©2005 Kari Tse
November 2005
More excuses from me!!!! I actually forgot to do the October newsletter!!! I hope everyone had a great Hallowe'en and have been enjoying our wonderful fall weather.  For those of you who are TimeOut members, the fitness center will be closing at 1:30 pm on Wednesday November 23rd, and will be closed Thursday, November 24th and Friday November 25th to honor the Thanksgiving holiday.  I will be working on Wednesday morning if anyone who has Wednesday afternoon, Thursday or Friday appointments.  I am not sure if there will be aerobics that lunch time so I will update as soon as I know myself.  Also, I won't be working Monday, November 7th and the evening of Wednesday, November 16th.
Eating Tip of the month!!
There is so much hype about energy bars but are they worth it?  As most of you know, I think that having an energy bar is fine for a snack but is a poor replacement for a meal.  But are they a good energy source for your workout? Most energy bars are high in some form of sugar and what basically makes some of them different from a candy bar is that they are enhanced with vitamins and minerals.  If you are eating a well-balanced diet, you should already be getting all those vitamins and minerals. If you have to have one before working out, try to do so an hour before exercising as when there is food in the stomach, it deflects blood flow from working muscles that need it during your workouts.
Again, energy bars are fine for a snack but there is no evidence that they enhance your workout and they are definitely not a good meal replacement.  As for which one to choose if you do have one, it's probably going to be the one that you like the best. 
Strength Training Shows Greater
Post-exercise Caloric Expenditure Than Cardio
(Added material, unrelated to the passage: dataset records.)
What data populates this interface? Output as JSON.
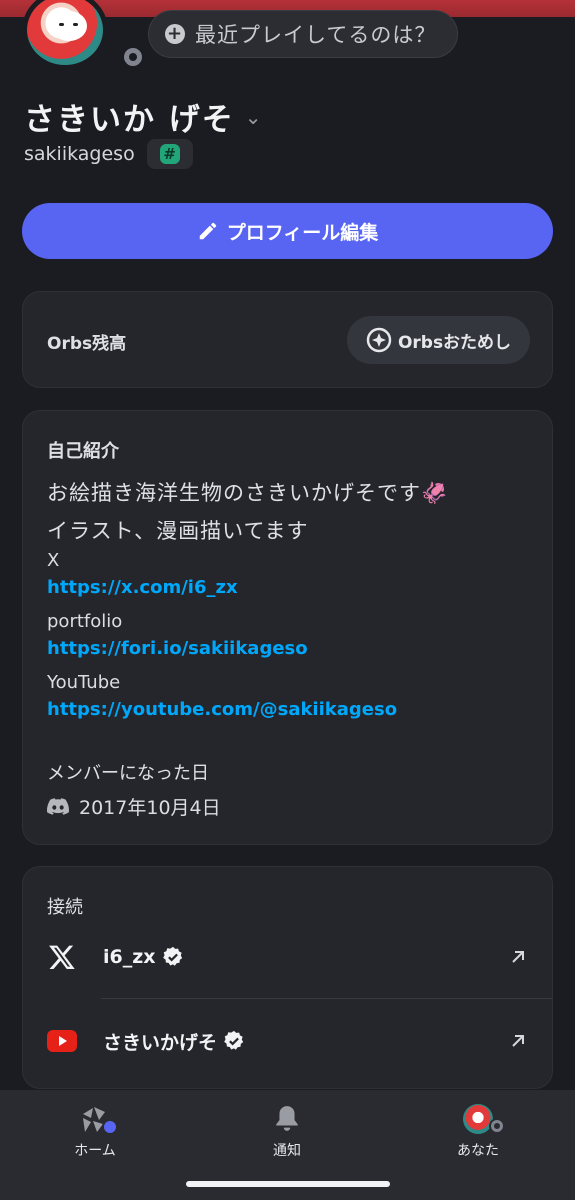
{
  "header": {
    "activity_prompt": "最近プレイしてるのは？",
    "display_name": "さきいか げそ",
    "username": "sakiikageso",
    "tag_symbol": "#"
  },
  "actions": {
    "edit_profile_label": "プロフィール編集"
  },
  "orbs": {
    "balance_label": "Orbs残高",
    "try_button_label": "Orbsおためし"
  },
  "bio": {
    "section_title": "自己紹介",
    "line1": "お絵描き海洋生物のさきいかげそです🦑",
    "line2": "イラスト、漫画描いてます",
    "x_label": "X",
    "x_link": "https://x.com/i6_zx",
    "portfolio_label": "portfolio",
    "portfolio_link": "https://fori.io/sakiikageso",
    "youtube_label": "YouTube",
    "youtube_link": "https://youtube.com/@sakiikageso",
    "member_since_title": "メンバーになった日",
    "member_since_date": "2017年10月4日"
  },
  "connections": {
    "section_title": "接続",
    "items": [
      {
        "service": "x-icon",
        "name": "i6_zx",
        "verified": true
      },
      {
        "service": "youtube-icon",
        "name": "さきいかげそ",
        "verified": true
      }
    ]
  },
  "nav": {
    "items": [
      {
        "label": "ホーム",
        "icon": "home-icon"
      },
      {
        "label": "通知",
        "icon": "bell-icon"
      },
      {
        "label": "あなた",
        "icon": "avatar"
      }
    ]
  },
  "colors": {
    "accent": "#5865f2",
    "link": "#00a8fc",
    "background": "#1b1c21",
    "card": "#25262c",
    "banner": "#b53138"
  }
}
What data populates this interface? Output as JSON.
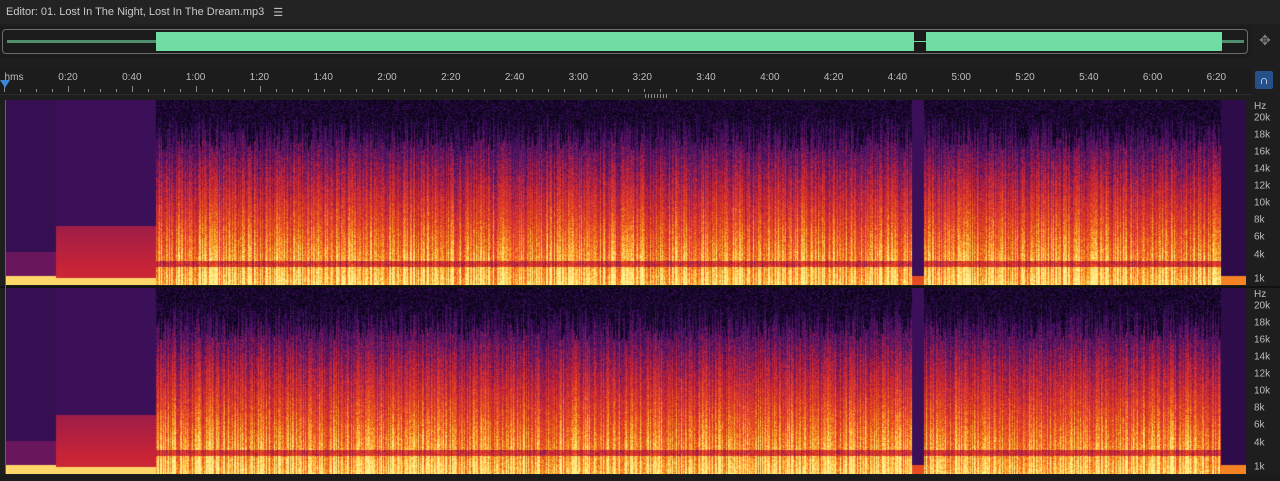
{
  "editor": {
    "title": "Editor: 01. Lost In The Night, Lost In The Dream.mp3",
    "menu_icon": "hamburger-menu-icon"
  },
  "overview": {
    "zoom_icon": "zoom-navigator-icon"
  },
  "ruler": {
    "unit": "hms",
    "labels": [
      "0:20",
      "0:40",
      "1:00",
      "1:20",
      "1:40",
      "2:00",
      "2:20",
      "2:40",
      "3:00",
      "3:20",
      "3:40",
      "4:00",
      "4:20",
      "4:40",
      "5:00",
      "5:20",
      "5:40",
      "6:00",
      "6:20"
    ],
    "snap_icon": "magnet-snap-icon"
  },
  "spectral_axis": {
    "unit": "Hz",
    "labels": [
      "20k",
      "18k",
      "16k",
      "14k",
      "12k",
      "10k",
      "8k",
      "6k",
      "4k",
      "1k"
    ]
  },
  "colors": {
    "waveform": "#6fdca4",
    "accent": "#25508a",
    "playhead": "#3b86d6",
    "spectral_low": "#2a0f4a",
    "spectral_mid": "#d8322a",
    "spectral_high": "#ffe27a"
  }
}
It is common to combine cardiovascular and resistance exercise due to time constraints. However, research has not clearly identified the acute effects that one form of exercise has on the other. The purpose of this study was to determine the physiological effects of combining exercises, as well as the effects of the order in which the exercise is performed.

Ten physically active male college students served as subjects and completed four exercise trials. The four trials consisted of running only, resistance only, running then resistance, resistance then running.

The results of the study showed that resistance only exercise resulted in a greater excess post-exercise oxygen consumption (EPOC) than all the other treatments. The greatest EPOC in the combined program occurred when running was performed before resistance training. In addition, resistance training made subsequent exercise more difficult as determined by increases in rate of perceived exertion (RPE) and VO2.

The results of this study indicate that for recreational exercises, resistance exercise produces the greatest post-exercise energy expenditure compared to aerobic exercise. If maximum calorie expenditure is the goal and both resistance training and aerobic training must be performed in the same session then aerobic exercise prior to resistance exercise will give you the greatest EPOC compared to the opposite sequence. Fitness Professionals should also be aware that performing resistance training prior to aerobic exercise makes the aerobic exercise more difficult. This may impair their client's performance and or influence motivation and adherence.

Drummond, Micah, J. et al. Aerobic and Resistance Exercise Sequence Affects Excess Postexercise Oxygen Consumption. Journal of Strength & Conditioning Research. 2005, 19(2),332-337.
Recipe of the Month!!!
Spinach Ground Beef Casserole
1 lb ground beef, cooked and drained
1 onion, chopped
2 cloves minced garlic
42. oz tomato sauce
8 oz. bowtie or shell pasta, cooked and drained.
Spinach mixture
1/4 cup salad oil
1 cup bread crumbs
1 pkg chopped spinach, fresh or frozen
1/4 cup parsley, minced
1/2 cup parmesan cheese, grated
dash of salt, pepper, sage
Cook and drain ground beef, adding onion and garlic to taste. Add tomato sauce and simmer until hot. Set aside.  Blend spinach mixture in a cooking bowl.
Grease a 9"X13" pan or equivalent casserole dish.  Place 1/2 of the pasta into the bottom of the pan.  Add 1/2 of the spinach mixture plus 1/2 of the ground beef mixture.  Repeat to create layers.  Bake uncovered in a 350 degree oven for 30 minutes or until heated through.
If anyone has a great healthy recipe they would like to share,
please pass them on to me for future newsletters.